The first of two men convicted in what is believed to have been the first criminal case to use dog DNA as evidence was sentenced yesterday to two consecutive life sentences without the possibility of parole.
Kenneth Leuluaialii, 23, was one of two defendants found guilty two weeks ago in the murders of a South Park couple and their dog in December 1996.
George Tuilefano, 24, was found guilty of two counts of first-degree murder. He faces a minimum 20-year sentence for each count, but prosecutors could seek an exceptionally longer sentence. He is expected to be sentenced in about a month.
Leuluaialii was found guilty of two counts of aggravated first-degree murder in the deaths of Raquel Rivera and Jay Johnson, and one count of animal cruelty for killing the couple's dog, Chief. That third conviction gave him an additional 12 months in jail.
DNA taken from the slain dog helped identify both men as killers.
A life sentence without the possibility of parole is the mandatory sentence for aggravated first-degree murder. Leuluaialii acted like he cared little about the sentencing proceeding in King County Superior Court. He smirked often, flashed a wide-toothed grin, smacked his lips, stood with his thumbs in his waistband, stared at a TV news camera and once, stuck his tongue out.
He had the opportunity to say something to Judge Richard Jones. He said nothing.
Through his attorney, he told the judge he maintained his
innocence. He said he intended to appeal his sentence, which must be done within 30 days. He also apologized for overturning a table and spitting at the judge during pretrial proceedings. That behavior prompted the judge to have him additionally restrained.
With legs and arms shackled, he was put in a wheelchair that restrained his body four different ways. The special chair, which is also known as the Lecter chair, in reference to the killer in the movie "Silence of the Lambs," was never seen by the jury. But yesterday, it was how some of his family and the many members of the victims' families, who filled the courtroom benches, saw him arrive.

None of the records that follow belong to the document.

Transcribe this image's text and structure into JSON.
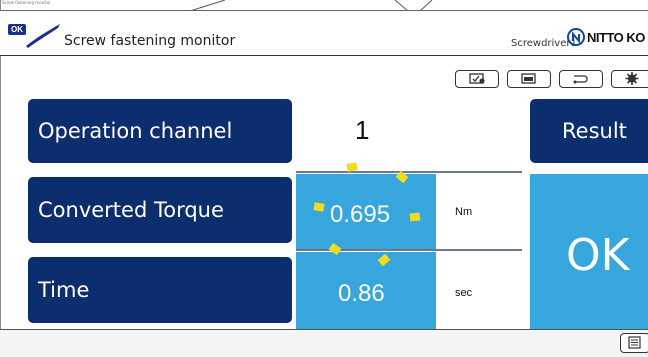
{
  "header": {
    "tiny_caption": "Screw fastening monitor",
    "badge": "OK",
    "title": "Screw fastening monitor",
    "device": "Screwdriver1",
    "brand": "NITTO KO"
  },
  "toolbar": {
    "icons": [
      "settings-screen-icon",
      "monitor-icon",
      "connection-icon",
      "gear-icon"
    ]
  },
  "rows": {
    "channel": {
      "label": "Operation channel",
      "value": "1"
    },
    "torque": {
      "label": "Converted Torque",
      "value": "0.695",
      "unit": "Nm"
    },
    "time": {
      "label": "Time",
      "value": "0.86",
      "unit": "sec"
    }
  },
  "result": {
    "label": "Result",
    "value": "OK"
  },
  "colors": {
    "label_tile": "#0d2e6e",
    "value_cell": "#37a6dc",
    "loading_dash": "#f2dc1f"
  }
}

The judge and Timothy Bradshaw, a King County senior deputy prosecutor, called Leuluaialii one of the worst offenders either had ever seen.
Murder, the judge said, was one more act of Leuluaialii satisfying his needs and taking what he wanted. This time, it was drugs. There was sheer terror experienced by the victims, the judge said. Leuluaialii grinned. The judge said he usually sees a defendant, by this time, show remorse.
"I have never encountered a man who had so little concern for the lives of others," Jones said.
No member of Leuluaialii's family addressed the court, although some family was present. The mother of the woman killed could not speak, so another woman spoke for her. The aunt and sister of the man killed also addressed the judge. Hearts have been broken, said Robin Denise Boswell, Johnson's sister. Her brother's soul, she said, lived on.